Items from an interface collection
------
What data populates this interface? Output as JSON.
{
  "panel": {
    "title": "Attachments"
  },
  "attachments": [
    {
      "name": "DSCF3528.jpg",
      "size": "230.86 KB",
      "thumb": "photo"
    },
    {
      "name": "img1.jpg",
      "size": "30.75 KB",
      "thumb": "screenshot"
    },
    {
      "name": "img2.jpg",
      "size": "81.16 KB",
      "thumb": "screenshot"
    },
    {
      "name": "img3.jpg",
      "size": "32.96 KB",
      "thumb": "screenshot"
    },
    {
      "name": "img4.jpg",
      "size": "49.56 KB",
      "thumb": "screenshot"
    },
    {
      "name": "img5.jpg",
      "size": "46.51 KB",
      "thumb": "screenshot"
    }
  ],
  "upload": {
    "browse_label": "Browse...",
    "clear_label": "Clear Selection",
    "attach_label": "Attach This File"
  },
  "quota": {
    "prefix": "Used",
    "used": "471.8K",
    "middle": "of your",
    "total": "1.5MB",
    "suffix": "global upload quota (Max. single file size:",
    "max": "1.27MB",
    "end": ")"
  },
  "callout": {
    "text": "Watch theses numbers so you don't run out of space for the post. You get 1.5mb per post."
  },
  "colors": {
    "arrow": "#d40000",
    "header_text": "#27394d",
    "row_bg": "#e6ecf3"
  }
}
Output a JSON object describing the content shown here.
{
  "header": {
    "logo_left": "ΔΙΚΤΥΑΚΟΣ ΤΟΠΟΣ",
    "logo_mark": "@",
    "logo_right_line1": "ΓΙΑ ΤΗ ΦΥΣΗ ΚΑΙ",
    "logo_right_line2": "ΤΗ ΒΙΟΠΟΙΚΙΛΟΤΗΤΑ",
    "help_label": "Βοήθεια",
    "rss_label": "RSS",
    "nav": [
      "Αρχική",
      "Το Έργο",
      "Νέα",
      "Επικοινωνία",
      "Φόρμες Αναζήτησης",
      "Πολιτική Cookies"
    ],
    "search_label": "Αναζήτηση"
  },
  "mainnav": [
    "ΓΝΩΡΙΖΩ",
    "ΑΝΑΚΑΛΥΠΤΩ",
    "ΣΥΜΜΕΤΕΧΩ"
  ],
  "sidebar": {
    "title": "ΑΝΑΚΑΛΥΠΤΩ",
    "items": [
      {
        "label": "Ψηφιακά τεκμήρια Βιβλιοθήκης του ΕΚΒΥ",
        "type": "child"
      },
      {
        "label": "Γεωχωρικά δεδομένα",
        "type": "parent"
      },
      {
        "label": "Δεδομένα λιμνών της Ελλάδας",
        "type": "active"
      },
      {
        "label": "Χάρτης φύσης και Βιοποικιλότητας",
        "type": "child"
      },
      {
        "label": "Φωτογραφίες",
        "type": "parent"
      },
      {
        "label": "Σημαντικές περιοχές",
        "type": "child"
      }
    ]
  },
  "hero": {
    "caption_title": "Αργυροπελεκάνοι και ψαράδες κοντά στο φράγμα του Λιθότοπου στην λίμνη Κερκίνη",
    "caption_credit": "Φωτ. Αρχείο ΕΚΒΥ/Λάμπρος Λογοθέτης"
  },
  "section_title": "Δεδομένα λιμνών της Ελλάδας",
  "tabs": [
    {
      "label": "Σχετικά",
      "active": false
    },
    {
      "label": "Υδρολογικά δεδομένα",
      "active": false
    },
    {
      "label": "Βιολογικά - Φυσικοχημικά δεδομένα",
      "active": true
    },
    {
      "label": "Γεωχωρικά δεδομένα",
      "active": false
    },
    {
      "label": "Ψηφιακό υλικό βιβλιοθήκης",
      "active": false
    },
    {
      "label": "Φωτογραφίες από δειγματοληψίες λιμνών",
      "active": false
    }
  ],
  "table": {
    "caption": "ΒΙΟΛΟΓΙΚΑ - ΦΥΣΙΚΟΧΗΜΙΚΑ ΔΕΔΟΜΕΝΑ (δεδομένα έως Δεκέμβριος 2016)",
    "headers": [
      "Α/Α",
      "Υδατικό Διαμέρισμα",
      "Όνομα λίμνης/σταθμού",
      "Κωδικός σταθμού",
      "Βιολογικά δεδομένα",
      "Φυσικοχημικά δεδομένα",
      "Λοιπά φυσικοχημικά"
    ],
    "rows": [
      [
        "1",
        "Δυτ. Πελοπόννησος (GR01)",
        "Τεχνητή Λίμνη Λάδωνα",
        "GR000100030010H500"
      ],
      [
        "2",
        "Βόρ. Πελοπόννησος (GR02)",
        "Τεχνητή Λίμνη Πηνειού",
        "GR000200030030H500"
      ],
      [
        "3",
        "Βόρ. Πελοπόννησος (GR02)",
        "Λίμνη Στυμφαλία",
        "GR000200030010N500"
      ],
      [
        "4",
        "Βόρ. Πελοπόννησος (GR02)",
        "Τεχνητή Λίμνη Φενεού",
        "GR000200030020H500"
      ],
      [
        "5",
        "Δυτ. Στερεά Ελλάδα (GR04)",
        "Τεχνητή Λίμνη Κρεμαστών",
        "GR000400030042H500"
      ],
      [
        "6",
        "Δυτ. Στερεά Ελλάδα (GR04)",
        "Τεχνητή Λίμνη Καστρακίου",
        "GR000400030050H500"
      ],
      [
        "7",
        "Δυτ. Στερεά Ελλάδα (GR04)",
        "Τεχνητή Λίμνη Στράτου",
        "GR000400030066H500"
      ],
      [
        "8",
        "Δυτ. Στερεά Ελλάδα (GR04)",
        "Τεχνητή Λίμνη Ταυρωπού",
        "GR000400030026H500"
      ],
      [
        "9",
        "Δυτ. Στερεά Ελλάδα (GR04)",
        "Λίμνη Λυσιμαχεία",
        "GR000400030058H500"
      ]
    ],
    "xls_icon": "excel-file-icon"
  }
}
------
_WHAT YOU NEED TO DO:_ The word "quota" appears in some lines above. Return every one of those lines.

_PROBLEM SOLUTION:_
  "quota": {
    "suffix": "global upload quota (Max. single file size:",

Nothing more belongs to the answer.